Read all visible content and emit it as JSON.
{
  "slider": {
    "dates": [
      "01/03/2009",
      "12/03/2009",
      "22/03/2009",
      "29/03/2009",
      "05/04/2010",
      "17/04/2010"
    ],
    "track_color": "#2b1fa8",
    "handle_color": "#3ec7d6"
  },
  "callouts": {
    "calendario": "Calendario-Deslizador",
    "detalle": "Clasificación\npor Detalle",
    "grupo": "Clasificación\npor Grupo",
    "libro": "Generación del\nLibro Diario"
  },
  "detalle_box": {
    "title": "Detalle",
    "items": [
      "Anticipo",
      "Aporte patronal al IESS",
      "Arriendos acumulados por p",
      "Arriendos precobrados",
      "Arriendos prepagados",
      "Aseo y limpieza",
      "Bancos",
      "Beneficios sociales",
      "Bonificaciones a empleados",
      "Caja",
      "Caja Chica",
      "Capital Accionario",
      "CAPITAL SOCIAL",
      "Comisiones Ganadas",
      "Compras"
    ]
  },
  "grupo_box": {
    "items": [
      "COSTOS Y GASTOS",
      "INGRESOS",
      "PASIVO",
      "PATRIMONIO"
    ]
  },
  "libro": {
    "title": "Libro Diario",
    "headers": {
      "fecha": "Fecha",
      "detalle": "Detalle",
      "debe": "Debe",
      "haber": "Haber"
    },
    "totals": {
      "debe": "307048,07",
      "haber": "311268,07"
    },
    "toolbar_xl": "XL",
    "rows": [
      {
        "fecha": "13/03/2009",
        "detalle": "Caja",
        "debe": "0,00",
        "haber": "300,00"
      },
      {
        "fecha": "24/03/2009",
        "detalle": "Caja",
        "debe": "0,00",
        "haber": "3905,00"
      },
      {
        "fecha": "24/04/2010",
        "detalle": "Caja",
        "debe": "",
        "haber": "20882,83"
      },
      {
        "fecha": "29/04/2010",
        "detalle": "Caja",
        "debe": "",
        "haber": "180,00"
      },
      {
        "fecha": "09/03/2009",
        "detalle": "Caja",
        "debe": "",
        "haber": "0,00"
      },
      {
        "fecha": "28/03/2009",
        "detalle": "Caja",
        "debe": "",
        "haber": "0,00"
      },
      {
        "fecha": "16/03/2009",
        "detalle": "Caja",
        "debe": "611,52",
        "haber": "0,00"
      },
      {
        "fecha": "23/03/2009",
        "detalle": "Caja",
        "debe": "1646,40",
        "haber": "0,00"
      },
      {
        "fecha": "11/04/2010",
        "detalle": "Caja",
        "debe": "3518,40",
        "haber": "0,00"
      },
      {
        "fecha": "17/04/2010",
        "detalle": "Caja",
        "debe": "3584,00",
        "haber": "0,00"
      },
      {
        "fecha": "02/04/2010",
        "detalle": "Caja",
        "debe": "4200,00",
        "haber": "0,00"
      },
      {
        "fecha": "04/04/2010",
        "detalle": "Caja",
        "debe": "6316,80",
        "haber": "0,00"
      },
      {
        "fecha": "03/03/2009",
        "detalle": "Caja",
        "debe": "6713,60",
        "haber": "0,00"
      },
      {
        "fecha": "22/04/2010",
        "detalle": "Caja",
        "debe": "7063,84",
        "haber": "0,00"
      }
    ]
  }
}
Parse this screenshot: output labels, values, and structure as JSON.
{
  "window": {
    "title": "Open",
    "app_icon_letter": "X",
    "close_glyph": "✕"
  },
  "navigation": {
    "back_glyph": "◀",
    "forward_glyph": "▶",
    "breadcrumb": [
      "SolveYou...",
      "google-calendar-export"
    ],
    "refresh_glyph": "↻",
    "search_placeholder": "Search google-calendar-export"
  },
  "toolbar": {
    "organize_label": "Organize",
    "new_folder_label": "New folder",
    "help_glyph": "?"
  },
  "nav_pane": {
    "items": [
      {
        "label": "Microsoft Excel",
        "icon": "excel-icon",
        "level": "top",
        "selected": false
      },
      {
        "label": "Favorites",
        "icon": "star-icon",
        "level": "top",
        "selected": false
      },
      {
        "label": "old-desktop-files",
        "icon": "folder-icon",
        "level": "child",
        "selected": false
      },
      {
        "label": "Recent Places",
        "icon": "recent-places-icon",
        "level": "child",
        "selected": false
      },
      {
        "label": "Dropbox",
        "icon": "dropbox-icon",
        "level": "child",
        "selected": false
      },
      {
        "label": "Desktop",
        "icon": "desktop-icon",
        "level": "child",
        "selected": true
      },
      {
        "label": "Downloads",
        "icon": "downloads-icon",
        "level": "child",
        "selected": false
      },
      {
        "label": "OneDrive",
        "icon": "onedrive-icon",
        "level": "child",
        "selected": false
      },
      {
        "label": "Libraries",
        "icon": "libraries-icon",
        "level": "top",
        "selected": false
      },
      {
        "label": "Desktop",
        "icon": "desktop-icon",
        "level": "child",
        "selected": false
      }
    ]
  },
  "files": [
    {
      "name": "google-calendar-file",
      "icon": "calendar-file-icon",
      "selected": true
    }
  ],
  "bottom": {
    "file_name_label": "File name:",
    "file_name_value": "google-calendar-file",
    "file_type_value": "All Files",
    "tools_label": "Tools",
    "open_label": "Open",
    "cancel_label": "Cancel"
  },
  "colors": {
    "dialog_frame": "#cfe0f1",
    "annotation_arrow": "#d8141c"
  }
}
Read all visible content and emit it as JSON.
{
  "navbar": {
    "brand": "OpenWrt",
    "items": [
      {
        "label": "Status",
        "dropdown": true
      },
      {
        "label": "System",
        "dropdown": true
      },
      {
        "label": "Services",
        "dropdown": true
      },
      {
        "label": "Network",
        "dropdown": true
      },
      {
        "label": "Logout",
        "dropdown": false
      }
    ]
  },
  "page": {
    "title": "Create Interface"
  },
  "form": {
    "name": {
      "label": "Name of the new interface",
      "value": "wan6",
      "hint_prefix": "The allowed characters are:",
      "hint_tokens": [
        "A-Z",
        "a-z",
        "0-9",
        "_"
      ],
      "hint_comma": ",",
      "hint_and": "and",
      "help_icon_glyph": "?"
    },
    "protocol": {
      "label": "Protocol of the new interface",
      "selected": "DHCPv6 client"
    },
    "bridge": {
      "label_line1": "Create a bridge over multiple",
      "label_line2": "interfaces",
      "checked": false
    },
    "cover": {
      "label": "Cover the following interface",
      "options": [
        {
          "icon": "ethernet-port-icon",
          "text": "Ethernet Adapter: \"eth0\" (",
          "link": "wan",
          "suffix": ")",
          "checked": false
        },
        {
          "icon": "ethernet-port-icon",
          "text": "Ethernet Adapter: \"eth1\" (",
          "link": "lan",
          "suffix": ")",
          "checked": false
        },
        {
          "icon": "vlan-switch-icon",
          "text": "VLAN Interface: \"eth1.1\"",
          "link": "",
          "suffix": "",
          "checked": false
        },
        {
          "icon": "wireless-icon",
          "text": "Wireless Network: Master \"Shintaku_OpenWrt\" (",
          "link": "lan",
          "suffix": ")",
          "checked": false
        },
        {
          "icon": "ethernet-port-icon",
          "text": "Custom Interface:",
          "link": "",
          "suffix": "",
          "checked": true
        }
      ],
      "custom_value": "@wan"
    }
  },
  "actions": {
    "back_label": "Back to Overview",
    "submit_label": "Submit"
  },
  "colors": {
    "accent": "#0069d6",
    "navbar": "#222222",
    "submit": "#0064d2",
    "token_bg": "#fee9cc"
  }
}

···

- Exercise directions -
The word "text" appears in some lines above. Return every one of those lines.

- Expected output -
          "text": "Ethernet Adapter: \"eth0\" (",
          "text": "Ethernet Adapter: \"eth1\" (",
          "text": "VLAN Interface: \"eth1.1\"",
          "text": "Wireless Network: Master \"Shintaku_OpenWrt\" (",
          "text": "Custom Interface:",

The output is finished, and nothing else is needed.